--- RECORDS ---
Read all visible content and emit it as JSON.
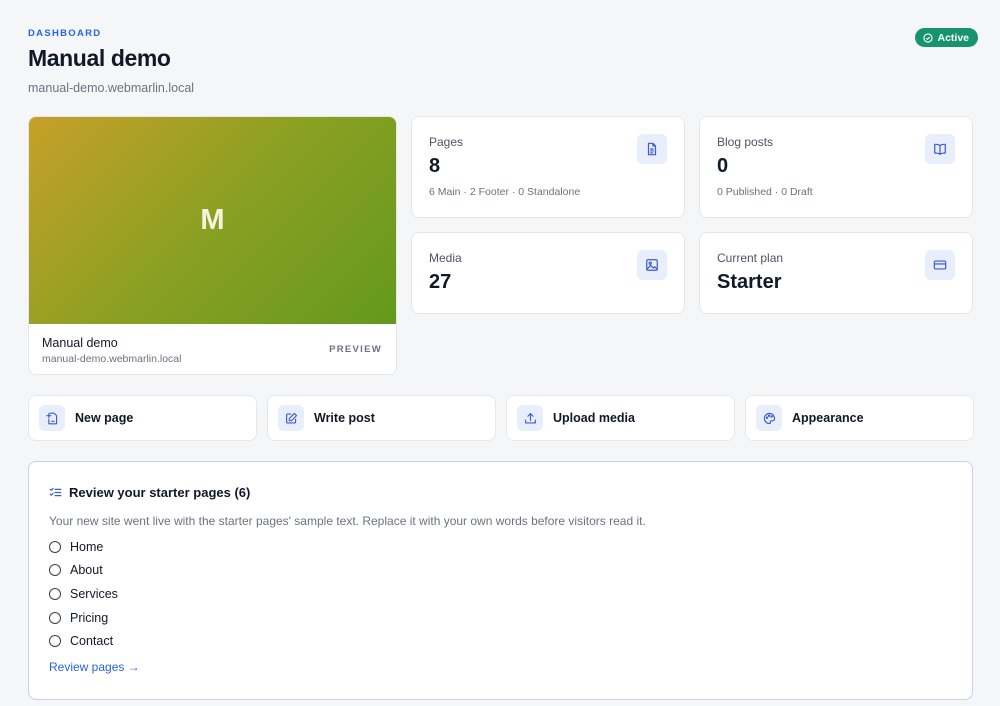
{
  "header": {
    "eyebrow": "DASHBOARD",
    "title": "Manual demo",
    "domain": "manual-demo.webmarlin.local",
    "status": "Active",
    "status_color": "#16946b"
  },
  "preview": {
    "initial": "M",
    "name": "Manual demo",
    "domain": "manual-demo.webmarlin.local",
    "link_label": "PREVIEW",
    "gradient_colors": [
      "#c7a029",
      "#63991d"
    ]
  },
  "stats": {
    "pages": {
      "label": "Pages",
      "value": "8",
      "sub": "6 Main · 2 Footer · 0 Standalone",
      "icon": "document-icon"
    },
    "blog": {
      "label": "Blog posts",
      "value": "0",
      "sub": "0 Published · 0 Draft",
      "icon": "book-icon"
    },
    "media": {
      "label": "Media",
      "value": "27",
      "icon": "image-icon"
    },
    "plan": {
      "label": "Current plan",
      "value": "Starter",
      "icon": "credit-card-icon"
    }
  },
  "actions": [
    {
      "label": "New page",
      "icon": "new-page-icon"
    },
    {
      "label": "Write post",
      "icon": "edit-icon"
    },
    {
      "label": "Upload media",
      "icon": "upload-icon"
    },
    {
      "label": "Appearance",
      "icon": "palette-icon"
    }
  ],
  "review": {
    "title": "Review your starter pages (6)",
    "description": "Your new site went live with the starter pages' sample text. Replace it with your own words before visitors read it.",
    "items": [
      "Home",
      "About",
      "Services",
      "Pricing",
      "Contact"
    ],
    "link": "Review pages →"
  },
  "colors": {
    "accent": "#2563eb",
    "icon_bg": "#e8eefb"
  }
}
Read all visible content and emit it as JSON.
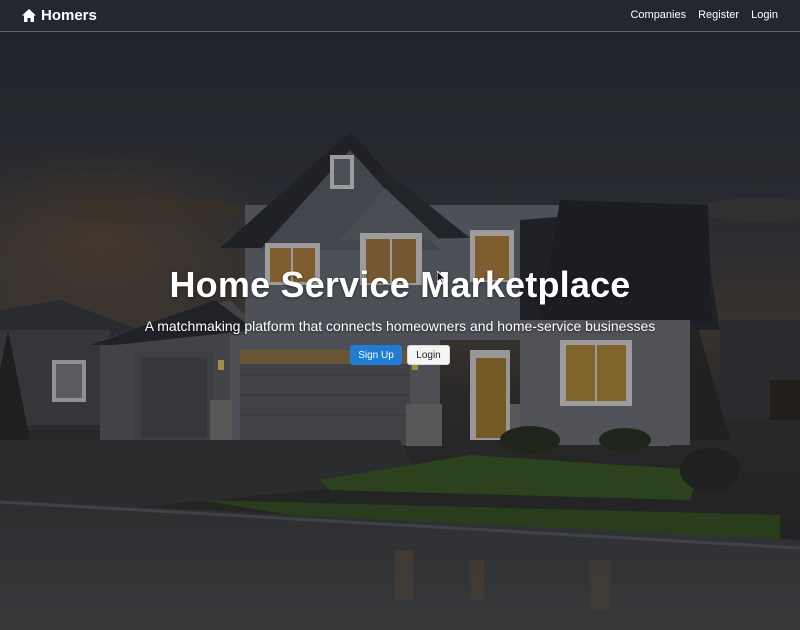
{
  "navbar": {
    "brand_label": "Homers",
    "brand_icon": "home-icon",
    "links": [
      {
        "label": "Companies"
      },
      {
        "label": "Register"
      },
      {
        "label": "Login"
      }
    ]
  },
  "hero": {
    "title": "Home Service Marketplace",
    "subtitle": "A matchmaking platform that connects homeowners and home-service businesses",
    "signup_label": "Sign Up",
    "login_label": "Login"
  },
  "colors": {
    "primary": "#1f7ed4",
    "light_button": "#f5f5f5",
    "text": "#ffffff"
  }
}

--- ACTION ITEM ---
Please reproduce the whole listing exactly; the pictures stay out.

--- EXERCISE RESPONSE ---
Read all visible content and emit it as JSON.
{
  "header": {
    "eyebrow": "DASHBOARD",
    "title": "Manual demo",
    "domain": "manual-demo.webmarlin.local",
    "status": "Active",
    "status_color": "#16946b"
  },
  "preview": {
    "initial": "M",
    "name": "Manual demo",
    "domain": "manual-demo.webmarlin.local",
    "link_label": "PREVIEW",
    "gradient_colors": [
      "#c7a029",
      "#63991d"
    ]
  },
  "stats": {
    "pages": {
      "label": "Pages",
      "value": "8",
      "sub": "6 Main · 2 Footer · 0 Standalone",
      "icon": "document-icon"
    },
    "blog": {
      "label": "Blog posts",
      "value": "0",
      "sub": "0 Published · 0 Draft",
      "icon": "book-icon"
    },
    "media": {
      "label": "Media",
      "value": "27",
      "icon": "image-icon"
    },
    "plan": {
      "label": "Current plan",
      "value": "Starter",
      "icon": "credit-card-icon"
    }
  },
  "actions": [
    {
      "label": "New page",
      "icon": "new-page-icon"
    },
    {
      "label": "Write post",
      "icon": "edit-icon"
    },
    {
      "label": "Upload media",
      "icon": "upload-icon"
    },
    {
      "label": "Appearance",
      "icon": "palette-icon"
    }
  ],
  "review": {
    "title": "Review your starter pages (6)",
    "description": "Your new site went live with the starter pages' sample text. Replace it with your own words before visitors read it.",
    "items": [
      "Home",
      "About",
      "Services",
      "Pricing",
      "Contact"
    ],
    "link": "Review pages →"
  },
  "colors": {
    "accent": "#2563eb",
    "icon_bg": "#e8eefb"
  }
}
Read all visible content and emit it as JSON.
{
  "navbar": {
    "brand_label": "Homers",
    "brand_icon": "home-icon",
    "links": [
      {
        "label": "Companies"
      },
      {
        "label": "Register"
      },
      {
        "label": "Login"
      }
    ]
  },
  "hero": {
    "title": "Home Service Marketplace",
    "subtitle": "A matchmaking platform that connects homeowners and home-service businesses",
    "signup_label": "Sign Up",
    "login_label": "Login"
  },
  "colors": {
    "primary": "#1f7ed4",
    "light_button": "#f5f5f5",
    "text": "#ffffff"
  }
}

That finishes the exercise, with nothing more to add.